This course provides an explanation of the Federal tax structure and principles. The focus is on individual tax issues and planning from a domestic and international perspective. Prerequisite: ACCT 202 with grade of "C" or better. (FALL, SPRING).

ACCT 321 FEDERAL INCOME TAXATION II - Three hours; 3 credits.
Federal income taxation of partnerships, corporations, S-corporations, estates and trusts, gifts, installment sales, and tax research. Prerequisite: ACCT 320 with grade of "C" or better. (SPRING).

ACCT 331 INTERMEDIATE ACCOUNTING I - Three hours; 3 credits.
The course gives an intense coverage of financial accounting theory and practice, including, the conceptual framework underlying financial accounting, statement of income and retained earnings, balance sheet and statement of cash flows, cash and receivables, inventory valuation, and revenue recognition alternatives. Prerequisite: ACCT 202 with grade of C or better. (FALL, SPRING).

ACCT 332 INTERMEDIATE ACCOUNTING II - Three hours; 3 credits.
The course covers a continuation of accounting theory and practice including accounting for property, plant, equipment, natural resources, intangible assets, current and long-term liabilities, contributed capital, retained earnings, dilutive securities, EPS calculations and temporary and long-term investments. Prerequisite: ACCT 331 with grade of "C" or better. (FALL, SPRING).

ACCT 401 ADVANCED FINANCIAL ACCOUNTING (Honors) - Three hours; 3 credits.
This course provides an in-depth coverage of accounting concepts, principles, and procedures applicable to partnerships; contemporary financial accounting theories and practices for complex business entities; mergers and consolidated financial statements; fundamental aspects of international accounting principles; and analytical approaches to aid the solution of complex accounting problems.
Prerequisite: ACCT 332 with grade of "C" or better. (FALL).

ACCT 402 GOVERNMENTAL & NON-PROFIT ACCOUNTING - Three hours; 3 credits.
Accounting principles, concepts, and practices in municipal and other governmental units are covered with emphasis on fund accounts. The related budgetary and encumbrance procedures are included. The use of fund and financial accounting principles and practices relative to non-profit hospitals, colleges/universities, and associations receive particular attention. Prerequisite: ACCT 332 with grade of "C" or better. (FALL, SPRING).

ACCT 406 AUDITING - Three hours; 3 credits.
This course is an examination of the concepts and principles underlying the financial statement examination and review process. Risk exposures along with procedures for managing risk, which include ethical and international issues, are studied. Prerequisite: ACCT 332 with grade of "C" or better. (FALL, SPRING).

ACCT 480 VOLUNTEER INCOME TAX ASSISTANCE (VITA) - One hour; 1 credit.
This course provides field work in the preparation of individual income tax returns (State and Federal) covering topics of gross income, deductions and credits.
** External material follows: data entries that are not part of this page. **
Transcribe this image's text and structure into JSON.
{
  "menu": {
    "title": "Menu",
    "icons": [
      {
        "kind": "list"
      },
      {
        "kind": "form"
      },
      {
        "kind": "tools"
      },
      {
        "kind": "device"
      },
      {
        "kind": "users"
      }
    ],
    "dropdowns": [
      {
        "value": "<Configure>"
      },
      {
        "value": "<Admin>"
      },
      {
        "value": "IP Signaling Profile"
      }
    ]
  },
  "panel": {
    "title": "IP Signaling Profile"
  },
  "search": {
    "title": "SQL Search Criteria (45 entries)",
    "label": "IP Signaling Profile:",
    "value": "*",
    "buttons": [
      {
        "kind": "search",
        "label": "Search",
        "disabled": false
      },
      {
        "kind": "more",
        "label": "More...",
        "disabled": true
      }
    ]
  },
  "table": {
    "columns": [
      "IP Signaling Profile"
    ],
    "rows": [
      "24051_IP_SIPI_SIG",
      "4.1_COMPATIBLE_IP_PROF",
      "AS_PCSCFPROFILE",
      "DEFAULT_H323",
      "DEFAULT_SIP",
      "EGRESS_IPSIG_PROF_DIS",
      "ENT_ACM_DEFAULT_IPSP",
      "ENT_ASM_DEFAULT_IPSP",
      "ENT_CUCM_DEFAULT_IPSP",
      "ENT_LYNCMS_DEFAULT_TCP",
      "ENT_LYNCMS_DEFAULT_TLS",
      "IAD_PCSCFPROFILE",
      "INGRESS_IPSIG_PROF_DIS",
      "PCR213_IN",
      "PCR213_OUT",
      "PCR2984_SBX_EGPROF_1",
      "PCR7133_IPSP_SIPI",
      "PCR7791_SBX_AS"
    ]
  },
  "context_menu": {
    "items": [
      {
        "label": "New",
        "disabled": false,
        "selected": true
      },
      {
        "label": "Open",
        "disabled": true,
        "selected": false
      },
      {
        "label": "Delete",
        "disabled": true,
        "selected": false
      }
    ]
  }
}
Prerequisite: ACCT 320 with grade of "C" or better or permission of instructor. (SPRING).

ACCT 497 ACCOUNTING INTERNSHIP/COOPERATIVE EDUCATION - Two hours; 2 credits.
This course provides an opportunity for students to broaden their educational experience through supervised work assignments in the accounting area with an accounting firm, corporation or government agency. Prerequisite: ACCT 331 with grade of "C" or better, or approval of Department Chairperson (FALL, SPRING, SUMMER).

ACCT 499 CONTEMPORARY ISSUES IN ACCOUNTING - Three hours; 3 credits.  This course is designed as a capstone course where contemporary accounting topics are discussed. Simulations, exercises and case analyses are used with emphasis on developing students' analytical and problem-solving skills as applied to current accounting issues. Prerequisites: ACCT 300, ACCT 308, ACCT 331 and ACCT 332 with a grade of C or better. (SPRING).